6. How did you first hear about people using photographs to connect with their dead loved ones?
We’d known about it in the backs of our minds, and the images were all immediately available when we put together the idea of a ghost story with the Civil War. And then there was a fascinating exhibit of Spirit Photography at the Metropolitan Museum of Art a few years back. And we’d been reading in a similar vein—one of us was reading a biography of First Lady Mary Todd Lincoln at the same time the other was reading a biography of the Victorian-era photographer Julia Margaret Cameron—and these books touch on the influence and power of spirit photography. But we would both agree that researching this book gave us a far more complete comprehension of the whole art and the hoax of spirit photography.
7. In Picture the Dead you have included several pages from Jennie’s scrapbook that show the reader letters, newspaper clippings, photographs, and other mementoes. What did you use as models for these items and where did you find them?
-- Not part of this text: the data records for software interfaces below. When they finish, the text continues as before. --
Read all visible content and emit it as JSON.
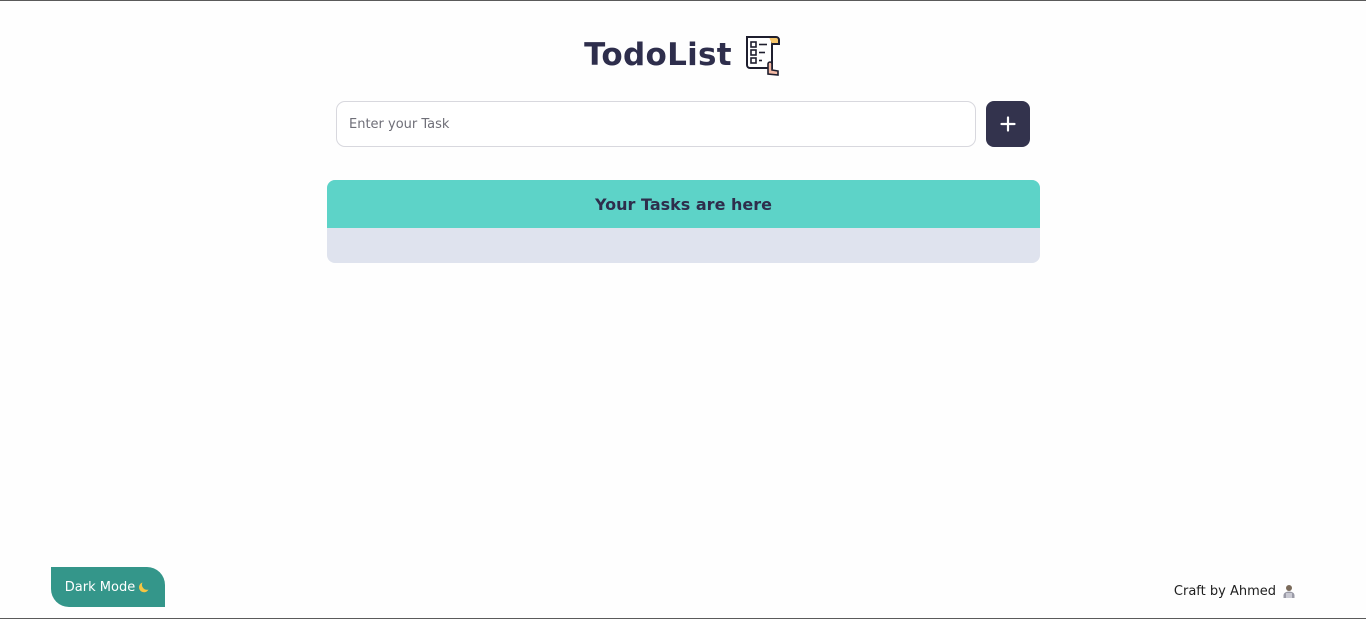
{
  "header": {
    "title": "TodoList",
    "title_icon": "checklist-icon"
  },
  "task_input": {
    "placeholder": "Enter your Task",
    "value": ""
  },
  "add_button": {
    "icon": "plus-icon",
    "symbol": "+"
  },
  "tasks_panel": {
    "heading": "Your Tasks are here",
    "items": []
  },
  "dark_mode": {
    "label": "Dark Mode",
    "icon": "moon-icon"
  },
  "footer": {
    "credit": "Craft by Ahmed",
    "icon": "person-icon"
  },
  "colors": {
    "title": "#2e2e4c",
    "accent_dark": "#33334d",
    "tasks_header": "#5dd3c8",
    "tasks_body": "#dfe3ee",
    "dark_mode_button": "#34968a",
    "background": "#fefefe"
  }
}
Lisa selected every image in the book, and her background as both an graphic artist and an illustrator, combined with her interest in finding, reconfiguring, and creating art that was exactly of that moment (winter 1864 – spring 1865) is one of the quiet victories of the book—in that not many readers will be aware, or need to know, that each newspaper clipping, each dance card and fashion plate and advertisement and price of a pair of kid gloves—is accurate to within that six month time frame. The illustrated “photographs” are based on old daguerreotypes and albumen prints, and most of them are of anonymous sitters, found in the Online Prints and Photographs Reading Room of the Library of Congress. The background patterns are based on actual Victorian designs and other pieces of Jennie’s scrapbook had their origins in the New York Public Library’s online Digital Gallery and in the online image archives of the Brookline, Massachusetts Historical Society.
You can learn more about Lisa and Adele on their websites:
Many thanks to both of these wonderfully gifted ladies.